The shortfall has contributed to the collapse of most of the 23 nonprofit, consumer-oriented health plans created under the ACA, forcing several hundred thousand people to find new coverage. Just six co-ops remain. Four of them, including two that have closed, are among the seven insurers suing the government for lack of payment.
CMS spokesman Aaron Albright referred questions to the Justice Department. Justice spokeswoman Nicole Navas declined to confirm the settlement talks because the litigation is pending.
One health plan executive, whose attorney has spoken with Justice officials, said the department is trying to reach an agreement with suing insurers in the next two weeks on what percentage of the remaining $2.5 billion would be paid out. At that point, the same offer would be made to every other insurer owed money. A judge would need to approve the arrangement, according to the executive, who spoke about the pending litigation on the condition of anonymity.
Stephen Swedlow, a lawyer for Health Republic Insurance in Oregon, a co-op that was forced to close early this year, said he is preparing a settlement proposal to send to Justice.
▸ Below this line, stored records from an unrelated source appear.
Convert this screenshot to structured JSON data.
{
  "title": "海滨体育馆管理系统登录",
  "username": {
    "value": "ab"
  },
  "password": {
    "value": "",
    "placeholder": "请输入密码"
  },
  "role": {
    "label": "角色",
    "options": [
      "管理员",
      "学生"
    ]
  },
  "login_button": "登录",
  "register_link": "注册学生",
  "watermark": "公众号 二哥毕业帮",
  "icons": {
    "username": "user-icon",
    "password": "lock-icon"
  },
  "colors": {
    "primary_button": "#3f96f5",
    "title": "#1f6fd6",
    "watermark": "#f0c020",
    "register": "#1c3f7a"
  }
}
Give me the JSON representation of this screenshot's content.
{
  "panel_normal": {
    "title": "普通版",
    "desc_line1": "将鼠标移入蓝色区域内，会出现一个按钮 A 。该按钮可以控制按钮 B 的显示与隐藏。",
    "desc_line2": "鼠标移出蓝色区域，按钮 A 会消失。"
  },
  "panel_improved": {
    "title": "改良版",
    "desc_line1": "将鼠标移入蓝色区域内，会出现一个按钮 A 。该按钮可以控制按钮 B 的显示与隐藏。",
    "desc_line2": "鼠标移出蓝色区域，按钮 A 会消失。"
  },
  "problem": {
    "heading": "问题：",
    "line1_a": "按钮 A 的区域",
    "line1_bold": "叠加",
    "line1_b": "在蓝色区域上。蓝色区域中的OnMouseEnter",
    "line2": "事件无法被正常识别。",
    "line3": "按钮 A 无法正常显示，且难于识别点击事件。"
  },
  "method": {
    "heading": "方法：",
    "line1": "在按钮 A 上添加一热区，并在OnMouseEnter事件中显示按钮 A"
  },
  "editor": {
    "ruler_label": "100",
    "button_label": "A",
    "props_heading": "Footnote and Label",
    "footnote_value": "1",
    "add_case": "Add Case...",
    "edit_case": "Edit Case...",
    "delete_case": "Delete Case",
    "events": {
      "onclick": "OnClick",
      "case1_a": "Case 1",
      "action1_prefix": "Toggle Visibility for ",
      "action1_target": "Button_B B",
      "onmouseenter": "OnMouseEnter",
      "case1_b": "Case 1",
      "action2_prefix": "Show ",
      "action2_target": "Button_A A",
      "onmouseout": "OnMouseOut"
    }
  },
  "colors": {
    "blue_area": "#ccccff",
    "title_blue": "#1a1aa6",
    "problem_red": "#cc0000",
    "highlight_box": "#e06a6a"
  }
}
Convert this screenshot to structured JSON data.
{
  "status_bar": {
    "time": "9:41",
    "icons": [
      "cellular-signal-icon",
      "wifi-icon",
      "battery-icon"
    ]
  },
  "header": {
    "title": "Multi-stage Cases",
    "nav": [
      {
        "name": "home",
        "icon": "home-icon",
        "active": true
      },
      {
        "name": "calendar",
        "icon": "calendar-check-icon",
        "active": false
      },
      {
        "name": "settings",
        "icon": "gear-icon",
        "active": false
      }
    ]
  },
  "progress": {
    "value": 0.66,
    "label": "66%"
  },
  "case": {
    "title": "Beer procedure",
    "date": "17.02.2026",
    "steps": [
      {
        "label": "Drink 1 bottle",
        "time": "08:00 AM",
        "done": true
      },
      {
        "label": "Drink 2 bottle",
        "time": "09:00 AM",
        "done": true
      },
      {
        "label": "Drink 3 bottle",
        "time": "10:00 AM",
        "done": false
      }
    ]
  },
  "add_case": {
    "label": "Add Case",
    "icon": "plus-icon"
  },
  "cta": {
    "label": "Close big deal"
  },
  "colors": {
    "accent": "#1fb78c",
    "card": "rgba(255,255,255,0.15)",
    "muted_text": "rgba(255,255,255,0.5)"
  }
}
Said Health Republic chief executive Dawn Bonder: “I don’t think DOJ is making a secret that they would like [the lawsuits] to go away.”
Writtent by Amy Goldstein, a national reporter for The Washington Post, focusing on health-care policy.